● **Description of the task**:
Gather every line from the entries below that includes "time".

(Dataset rows for apps and sites)
+-------+

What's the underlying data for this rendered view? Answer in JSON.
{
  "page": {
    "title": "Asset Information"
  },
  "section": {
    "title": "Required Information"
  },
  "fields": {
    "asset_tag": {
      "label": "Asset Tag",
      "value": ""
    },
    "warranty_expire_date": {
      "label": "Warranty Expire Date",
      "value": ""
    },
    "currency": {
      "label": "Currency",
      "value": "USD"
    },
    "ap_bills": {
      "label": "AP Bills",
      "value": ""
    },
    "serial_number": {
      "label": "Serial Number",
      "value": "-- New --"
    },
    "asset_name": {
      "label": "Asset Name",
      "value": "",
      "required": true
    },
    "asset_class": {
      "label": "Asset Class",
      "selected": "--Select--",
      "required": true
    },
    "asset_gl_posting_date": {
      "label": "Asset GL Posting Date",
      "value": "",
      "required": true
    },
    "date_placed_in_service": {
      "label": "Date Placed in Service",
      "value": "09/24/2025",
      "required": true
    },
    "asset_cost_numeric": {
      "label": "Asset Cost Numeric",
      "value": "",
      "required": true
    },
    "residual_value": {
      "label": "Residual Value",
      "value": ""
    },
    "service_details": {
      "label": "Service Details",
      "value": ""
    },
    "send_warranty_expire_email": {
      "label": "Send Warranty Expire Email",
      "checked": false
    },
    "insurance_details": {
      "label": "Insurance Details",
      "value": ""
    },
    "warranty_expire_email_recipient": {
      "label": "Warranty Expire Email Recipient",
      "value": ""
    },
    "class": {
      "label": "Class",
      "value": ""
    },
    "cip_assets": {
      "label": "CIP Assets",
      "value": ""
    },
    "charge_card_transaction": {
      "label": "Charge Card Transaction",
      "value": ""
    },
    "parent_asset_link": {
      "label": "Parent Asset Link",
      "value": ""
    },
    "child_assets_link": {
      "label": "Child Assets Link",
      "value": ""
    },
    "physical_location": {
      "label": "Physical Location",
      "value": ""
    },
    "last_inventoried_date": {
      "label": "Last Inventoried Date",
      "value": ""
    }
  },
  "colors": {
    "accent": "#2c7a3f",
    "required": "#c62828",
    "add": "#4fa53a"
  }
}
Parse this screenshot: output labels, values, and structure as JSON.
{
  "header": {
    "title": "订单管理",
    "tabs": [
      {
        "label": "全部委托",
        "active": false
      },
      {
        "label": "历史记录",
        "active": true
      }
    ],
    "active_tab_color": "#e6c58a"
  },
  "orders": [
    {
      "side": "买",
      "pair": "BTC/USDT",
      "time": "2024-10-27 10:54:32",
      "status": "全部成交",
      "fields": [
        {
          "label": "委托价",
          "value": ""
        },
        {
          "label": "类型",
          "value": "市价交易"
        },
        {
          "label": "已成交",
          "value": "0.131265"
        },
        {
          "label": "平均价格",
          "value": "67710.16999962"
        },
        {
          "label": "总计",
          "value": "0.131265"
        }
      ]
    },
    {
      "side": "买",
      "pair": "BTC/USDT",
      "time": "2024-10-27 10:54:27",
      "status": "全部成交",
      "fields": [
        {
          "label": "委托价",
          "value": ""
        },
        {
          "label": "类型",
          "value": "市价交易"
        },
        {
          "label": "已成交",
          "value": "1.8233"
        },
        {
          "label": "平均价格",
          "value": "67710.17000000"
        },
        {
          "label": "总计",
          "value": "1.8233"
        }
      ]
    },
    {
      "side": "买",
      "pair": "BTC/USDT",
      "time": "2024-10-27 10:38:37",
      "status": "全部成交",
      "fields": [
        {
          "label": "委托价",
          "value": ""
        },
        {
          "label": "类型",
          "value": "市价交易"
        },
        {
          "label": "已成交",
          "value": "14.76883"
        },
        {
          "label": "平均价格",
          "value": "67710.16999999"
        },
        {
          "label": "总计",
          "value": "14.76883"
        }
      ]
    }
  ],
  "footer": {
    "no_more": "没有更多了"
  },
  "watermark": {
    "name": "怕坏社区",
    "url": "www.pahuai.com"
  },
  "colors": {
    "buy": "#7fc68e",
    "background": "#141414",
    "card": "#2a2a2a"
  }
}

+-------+

● **Your solution**:
      "time": "2024-10-27 10:54:32",
      "time": "2024-10-27 10:54:27",
      "time": "2024-10-27 10:38:37",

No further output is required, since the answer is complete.